Beginning in October, Student Rabbi Amy Loewenthal will be providing spiritual and educational leadership to OrH.
is in her
final year of studies at the RRC
and will be ordained in June 2012.
"I'm looking forward to a busy final year at RRC
said, "and especially to serving Or Haneshamah during my monthly visits.
loves to lead davenning and has been called "that rabbi who rocks out" and a leader who "prays with her
Student rabbis who work with OrH visit on the first weekend of each month, and have a busy schedule.
They meet on Friday night with the OrH B'nai Mitzvah group, lead Shabbat services, teach Adult Education sessions on Saturday evening and Sunday morning, and usually squeeze in time for pastoral visits, as well.
grew up in New York City, attended University and enjoyed a "first career" teaching Math and Science in High School and College
She then became a Jewish educator and service leader.

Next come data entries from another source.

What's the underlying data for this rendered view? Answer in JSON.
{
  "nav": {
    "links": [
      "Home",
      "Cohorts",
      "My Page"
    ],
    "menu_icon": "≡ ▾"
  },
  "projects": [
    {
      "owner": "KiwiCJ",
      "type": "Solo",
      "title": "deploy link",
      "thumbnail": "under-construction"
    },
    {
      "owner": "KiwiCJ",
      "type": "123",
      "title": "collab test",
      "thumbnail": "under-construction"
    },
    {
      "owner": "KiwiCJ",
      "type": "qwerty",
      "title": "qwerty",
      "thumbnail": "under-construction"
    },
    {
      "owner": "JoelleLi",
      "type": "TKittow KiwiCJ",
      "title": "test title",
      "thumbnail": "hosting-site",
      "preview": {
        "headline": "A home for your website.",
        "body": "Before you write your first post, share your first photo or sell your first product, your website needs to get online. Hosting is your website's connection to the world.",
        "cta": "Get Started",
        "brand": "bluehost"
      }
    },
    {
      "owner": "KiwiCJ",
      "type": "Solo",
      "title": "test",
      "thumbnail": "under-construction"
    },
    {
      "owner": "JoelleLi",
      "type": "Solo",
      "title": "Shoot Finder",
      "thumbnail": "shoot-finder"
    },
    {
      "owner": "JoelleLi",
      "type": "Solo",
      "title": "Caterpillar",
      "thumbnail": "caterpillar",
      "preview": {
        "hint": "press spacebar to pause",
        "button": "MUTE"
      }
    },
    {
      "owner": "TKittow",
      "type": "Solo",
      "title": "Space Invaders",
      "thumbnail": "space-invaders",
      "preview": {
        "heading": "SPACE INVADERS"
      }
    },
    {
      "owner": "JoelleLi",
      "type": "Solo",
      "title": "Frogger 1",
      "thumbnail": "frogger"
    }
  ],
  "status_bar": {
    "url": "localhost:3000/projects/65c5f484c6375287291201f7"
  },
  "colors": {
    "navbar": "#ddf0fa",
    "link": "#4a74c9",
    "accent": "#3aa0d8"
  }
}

She served at the Reconstructionist affiliate Temple Beth Hatfiloh in Olympia, Washington and at Chavurah B' Yachad in Salt Lake City, Utah.
Amy also studied Music at Centralia College and is a member of the Women Cantors Network.
Amy then began her rabbinical studies at the RRC in Philadelphia, all the while experiencing different facets of Jewish life, including receiving training in Clinical Pastoral Education (CPE) at Jefferson Hospital and working as a chaplain.
required academic year in Israel turned into two full years of study in University and Yeshiva
, designing a prayer service is like planning a lesson, because it involves imagining the experience that she
wants the community to have, choosing and arranging elements within a framework, and mindfully considering modes of transmission, including active communal participation, that bring the experience of tefilah to life.
?Through contacts with Christian, Jewish and Muslim interfaith groups, Amy
has developed an interest in interfaith work and inter-religious text study.
is interested in commonalities and differences between faiths, and has recently been learning about Musawa, a movement with a feminist, almost Reconstructionist approach to Islam.